Drop the pictures and repeat exactly from the "Output a JSON" line down to the last line of the entries below.
[Start of section]
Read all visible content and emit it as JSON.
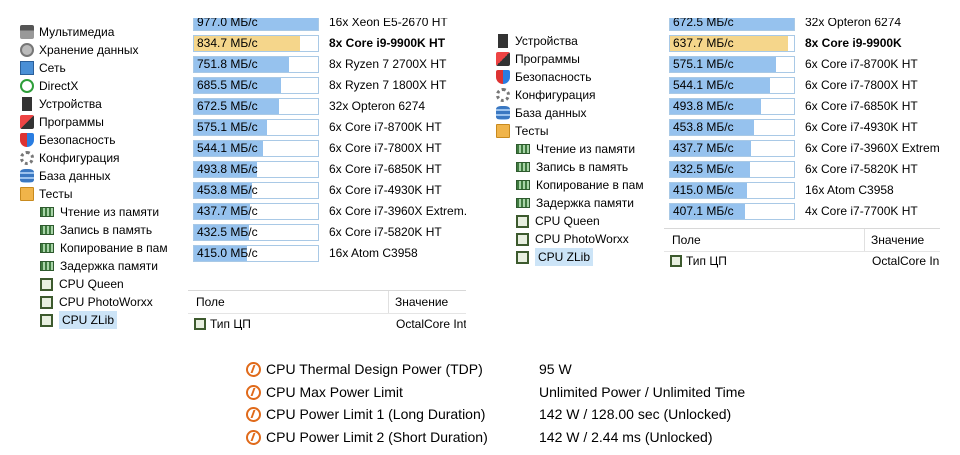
{
  "left_tree": {
    "items": [
      {
        "label": "Мультимедиа",
        "icon": "multimedia-icon"
      },
      {
        "label": "Хранение данных",
        "icon": "storage-icon"
      },
      {
        "label": "Сеть",
        "icon": "network-icon"
      },
      {
        "label": "DirectX",
        "icon": "directx-icon"
      },
      {
        "label": "Устройства",
        "icon": "devices-icon"
      },
      {
        "label": "Программы",
        "icon": "programs-icon"
      },
      {
        "label": "Безопасность",
        "icon": "security-icon"
      },
      {
        "label": "Конфигурация",
        "icon": "config-icon"
      },
      {
        "label": "База данных",
        "icon": "database-icon"
      },
      {
        "label": "Тесты",
        "icon": "tests-icon"
      },
      {
        "label": "Чтение из памяти",
        "icon": "ram-icon"
      },
      {
        "label": "Запись в память",
        "icon": "ram-icon"
      },
      {
        "label": "Копирование в пам",
        "icon": "ram-icon"
      },
      {
        "label": "Задержка памяти",
        "icon": "ram-icon"
      },
      {
        "label": "CPU Queen",
        "icon": "cpu-icon"
      },
      {
        "label": "CPU PhotoWorxx",
        "icon": "cpu-icon"
      },
      {
        "label": "CPU ZLib",
        "icon": "cpu-icon",
        "selected": true
      }
    ]
  },
  "left_results": {
    "rows": [
      {
        "value": "977.0 МБ/с",
        "cpu": "16x Xeon E5-2670 HT",
        "fill": 1.0
      },
      {
        "value": "834.7 МБ/с",
        "cpu": "8x Core i9-9900K HT",
        "fill": 0.854,
        "highlight": true
      },
      {
        "value": "751.8 МБ/с",
        "cpu": "8x Ryzen 7 2700X HT",
        "fill": 0.77
      },
      {
        "value": "685.5 МБ/с",
        "cpu": "8x Ryzen 7 1800X HT",
        "fill": 0.7
      },
      {
        "value": "672.5 МБ/с",
        "cpu": "32x Opteron 6274",
        "fill": 0.688
      },
      {
        "value": "575.1 МБ/с",
        "cpu": "6x Core i7-8700K HT",
        "fill": 0.59
      },
      {
        "value": "544.1 МБ/с",
        "cpu": "6x Core i7-7800X HT",
        "fill": 0.557
      },
      {
        "value": "493.8 МБ/с",
        "cpu": "6x Core i7-6850K HT",
        "fill": 0.505
      },
      {
        "value": "453.8 МБ/с",
        "cpu": "6x Core i7-4930K HT",
        "fill": 0.464
      },
      {
        "value": "437.7 МБ/с",
        "cpu": "6x Core i7-3960X Extrem...",
        "fill": 0.448
      },
      {
        "value": "432.5 МБ/с",
        "cpu": "6x Core i7-5820K HT",
        "fill": 0.443
      },
      {
        "value": "415.0 МБ/с",
        "cpu": "16x Atom C3958",
        "fill": 0.425
      }
    ],
    "header": {
      "field": "Поле",
      "value": "Значение"
    },
    "prop_row": {
      "field": "Тип ЦП",
      "value": "OctalCore Int"
    }
  },
  "right_tree": {
    "items": [
      {
        "label": "Устройства",
        "icon": "devices-icon"
      },
      {
        "label": "Программы",
        "icon": "programs-icon"
      },
      {
        "label": "Безопасность",
        "icon": "security-icon"
      },
      {
        "label": "Конфигурация",
        "icon": "config-icon"
      },
      {
        "label": "База данных",
        "icon": "database-icon"
      },
      {
        "label": "Тесты",
        "icon": "tests-icon"
      },
      {
        "label": "Чтение из памяти",
        "icon": "ram-icon"
      },
      {
        "label": "Запись в память",
        "icon": "ram-icon"
      },
      {
        "label": "Копирование в пам",
        "icon": "ram-icon"
      },
      {
        "label": "Задержка памяти",
        "icon": "ram-icon"
      },
      {
        "label": "CPU Queen",
        "icon": "cpu-icon"
      },
      {
        "label": "CPU PhotoWorxx",
        "icon": "cpu-icon"
      },
      {
        "label": "CPU ZLib",
        "icon": "cpu-icon",
        "selected": true
      }
    ]
  },
  "right_results": {
    "rows": [
      {
        "value": "672.5 МБ/с",
        "cpu": "32x Opteron 6274",
        "fill": 1.0
      },
      {
        "value": "637.7 МБ/с",
        "cpu": "8x Core i9-9900K",
        "fill": 0.948,
        "highlight": true
      },
      {
        "value": "575.1 МБ/с",
        "cpu": "6x Core i7-8700K HT",
        "fill": 0.855
      },
      {
        "value": "544.1 МБ/с",
        "cpu": "6x Core i7-7800X HT",
        "fill": 0.809
      },
      {
        "value": "493.8 МБ/с",
        "cpu": "6x Core i7-6850K HT",
        "fill": 0.734
      },
      {
        "value": "453.8 МБ/с",
        "cpu": "6x Core i7-4930K HT",
        "fill": 0.675
      },
      {
        "value": "437.7 МБ/с",
        "cpu": "6x Core i7-3960X Extrem...",
        "fill": 0.651
      },
      {
        "value": "432.5 МБ/с",
        "cpu": "6x Core i7-5820K HT",
        "fill": 0.643
      },
      {
        "value": "415.0 МБ/с",
        "cpu": "16x Atom C3958",
        "fill": 0.617
      },
      {
        "value": "407.1 МБ/с",
        "cpu": "4x Core i7-7700K HT",
        "fill": 0.605
      }
    ],
    "header": {
      "field": "Поле",
      "value": "Значение"
    },
    "prop_row": {
      "field": "Тип ЦП",
      "value": "OctalCore In"
    }
  },
  "power": {
    "rows": [
      {
        "label": "CPU Thermal Design Power (TDP)",
        "value": "95 W"
      },
      {
        "label": "CPU Max Power Limit",
        "value": "Unlimited Power / Unlimited Time"
      },
      {
        "label": "CPU Power Limit 1 (Long Duration)",
        "value": "142 W / 128.00 sec  (Unlocked)"
      },
      {
        "label": "CPU Power Limit 2 (Short Duration)",
        "value": "142 W / 2.44 ms  (Unlocked)"
      }
    ]
  },
  "colors": {
    "bar": "#96c2ee",
    "highlight": "#f5d68b",
    "selection": "#cde8ff",
    "power_icon": "#e06a1a"
  }
}
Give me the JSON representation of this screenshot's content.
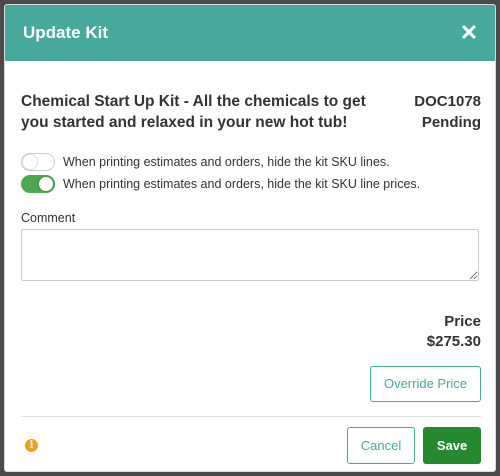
{
  "modal": {
    "title": "Update Kit",
    "close_symbol": "✕"
  },
  "kit": {
    "name": "Chemical Start Up Kit - All the chemicals to get you started and relaxed in your new hot tub!",
    "doc_number": "DOC1078",
    "status": "Pending"
  },
  "options": [
    {
      "label": "When printing estimates and orders, hide the kit SKU lines.",
      "enabled": false
    },
    {
      "label": "When printing estimates and orders, hide the kit SKU line prices.",
      "enabled": true
    }
  ],
  "comment": {
    "label": "Comment",
    "value": ""
  },
  "price": {
    "label": "Price",
    "value": "$275.30"
  },
  "buttons": {
    "override_price": "Override Price",
    "cancel": "Cancel",
    "save": "Save"
  },
  "colors": {
    "header": "#47a99b",
    "toggle_on": "#4fa84f",
    "save": "#258a2e",
    "info": "#f0a020"
  },
  "icons": {
    "close": "close-icon",
    "info": "info-icon"
  }
}
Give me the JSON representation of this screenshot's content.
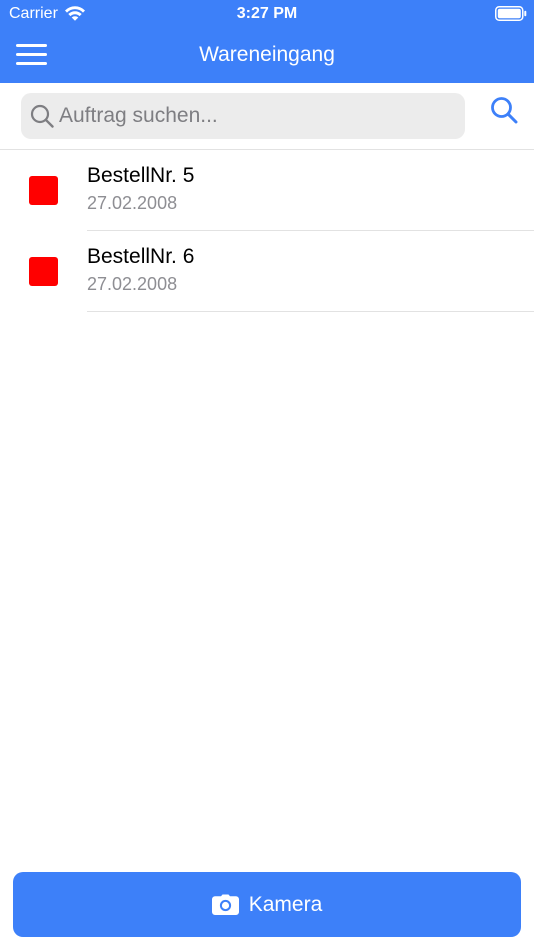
{
  "theme": {
    "accent": "#3d80f9",
    "status_red": "#ff0000"
  },
  "status_bar": {
    "carrier": "Carrier",
    "time": "3:27 PM",
    "icons": [
      "wifi-icon",
      "battery-icon"
    ]
  },
  "nav": {
    "title": "Wareneingang",
    "menu_icon": "menu-icon"
  },
  "search": {
    "placeholder": "Auftrag suchen...",
    "value": "",
    "icon": "search-icon"
  },
  "orders": [
    {
      "title": "BestellNr. 5",
      "date": "27.02.2008",
      "status": "red"
    },
    {
      "title": "BestellNr. 6",
      "date": "27.02.2008",
      "status": "red"
    }
  ],
  "camera_button": {
    "label": "Kamera",
    "icon": "camera-icon"
  }
}
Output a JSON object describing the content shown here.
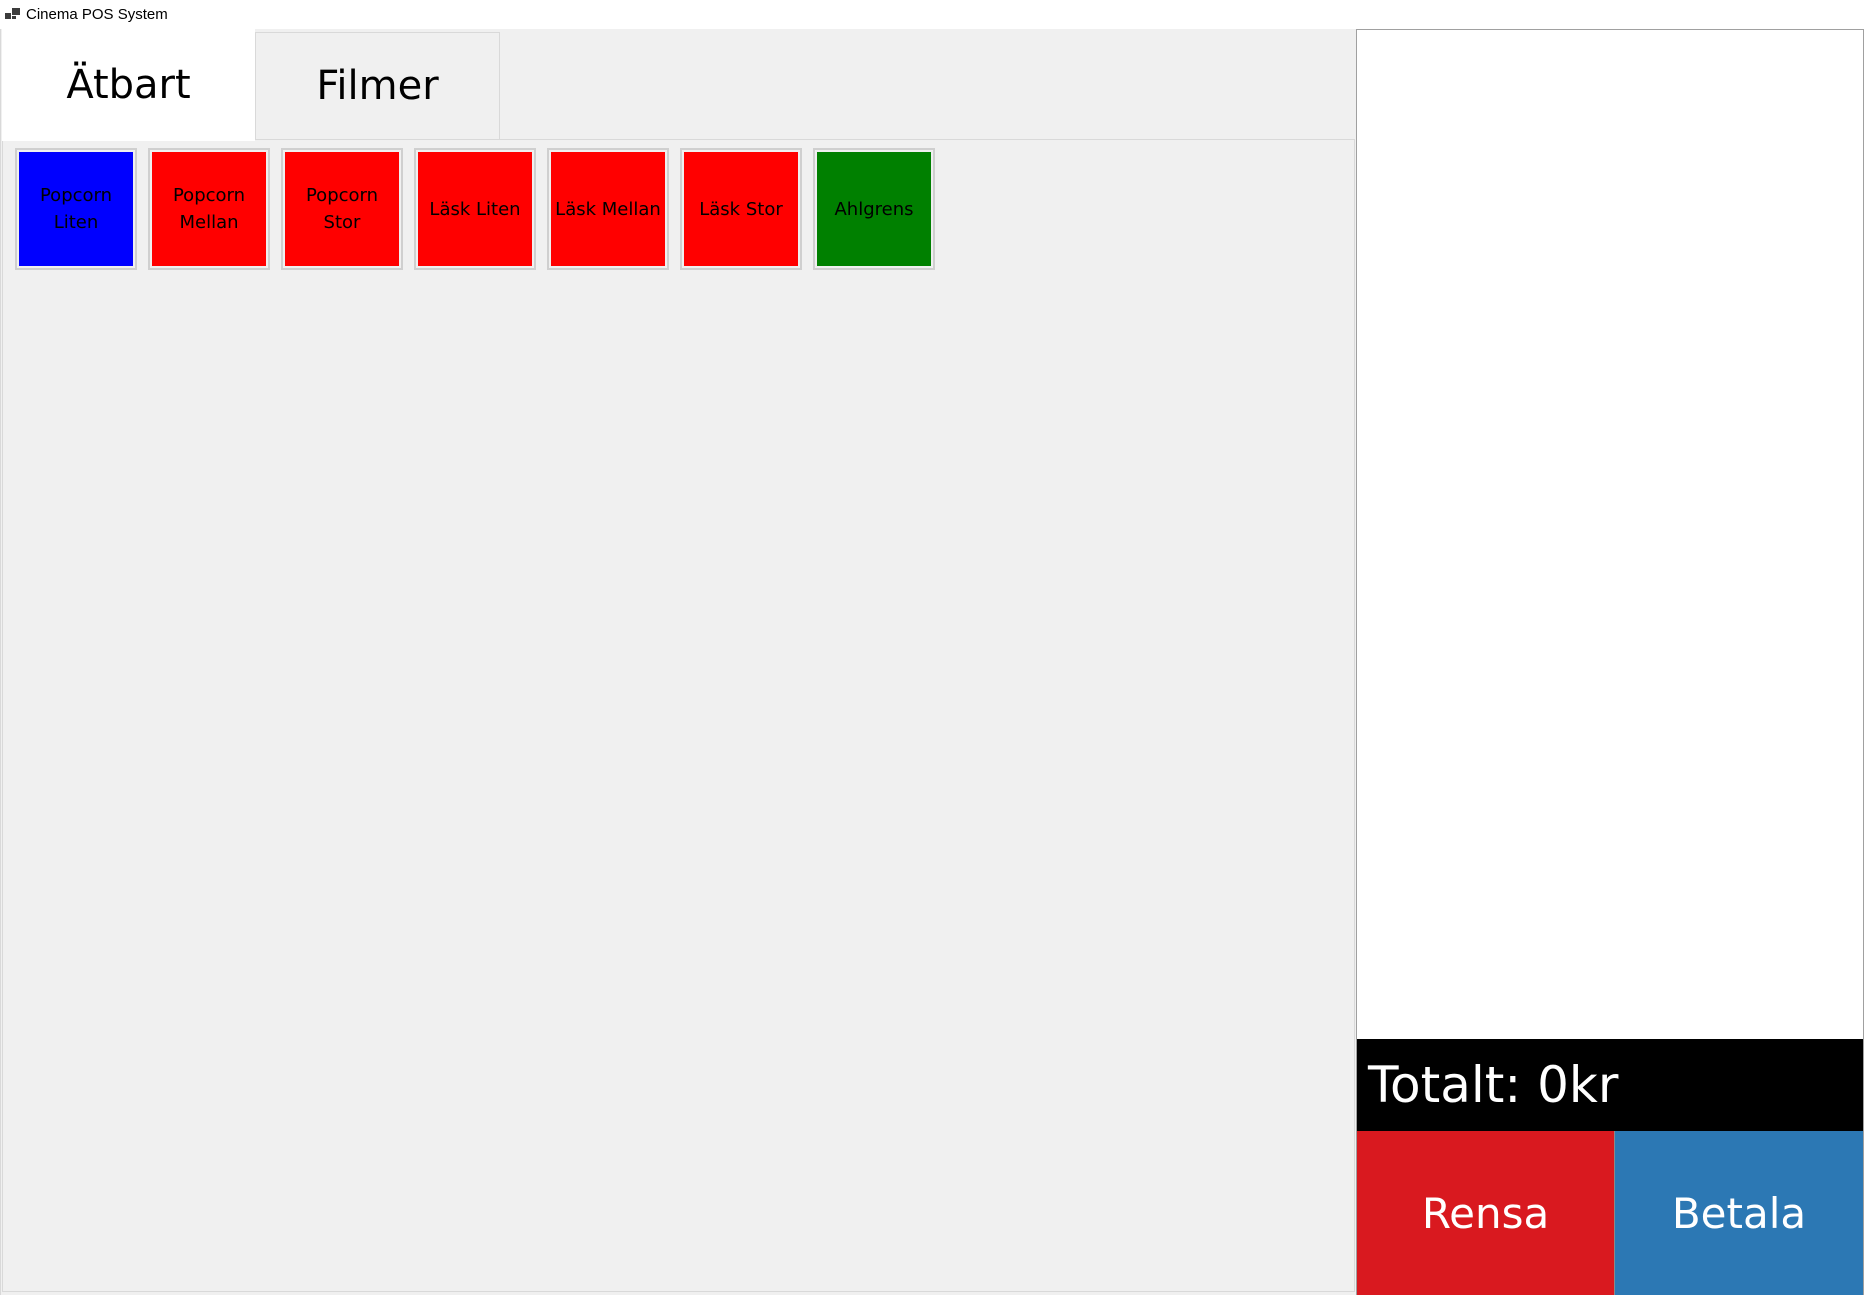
{
  "window": {
    "title": "Cinema POS System",
    "icon": "app-window-icon"
  },
  "tabs": [
    {
      "label": "Ätbart",
      "selected": true
    },
    {
      "label": "Filmer",
      "selected": false
    }
  ],
  "items": [
    {
      "label": "Popcorn Liten",
      "color": "#0000ff"
    },
    {
      "label": "Popcorn Mellan",
      "color": "#ff0000"
    },
    {
      "label": "Popcorn Stor",
      "color": "#ff0000"
    },
    {
      "label": "Läsk Liten",
      "color": "#ff0000"
    },
    {
      "label": "Läsk Mellan",
      "color": "#ff0000"
    },
    {
      "label": "Läsk Stor",
      "color": "#ff0000"
    },
    {
      "label": "Ahlgrens",
      "color": "#008000"
    }
  ],
  "cart": {
    "items": [],
    "total_label": "Totalt: 0kr"
  },
  "actions": {
    "clear_label": "Rensa",
    "clear_color": "#d9191f",
    "pay_label": "Betala",
    "pay_color": "#2c78b4"
  }
}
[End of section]
## TASK OUTPUT
Output a JSON object describing the content shown here.
{
  "window": {
    "title": "Cinema POS System",
    "icon": "app-window-icon"
  },
  "tabs": [
    {
      "label": "Ätbart",
      "selected": true
    },
    {
      "label": "Filmer",
      "selected": false
    }
  ],
  "items": [
    {
      "label": "Popcorn Liten",
      "color": "#0000ff"
    },
    {
      "label": "Popcorn Mellan",
      "color": "#ff0000"
    },
    {
      "label": "Popcorn Stor",
      "color": "#ff0000"
    },
    {
      "label": "Läsk Liten",
      "color": "#ff0000"
    },
    {
      "label": "Läsk Mellan",
      "color": "#ff0000"
    },
    {
      "label": "Läsk Stor",
      "color": "#ff0000"
    },
    {
      "label": "Ahlgrens",
      "color": "#008000"
    }
  ],
  "cart": {
    "items": [],
    "total_label": "Totalt: 0kr"
  },
  "actions": {
    "clear_label": "Rensa",
    "clear_color": "#d9191f",
    "pay_label": "Betala",
    "pay_color": "#2c78b4"
  }
}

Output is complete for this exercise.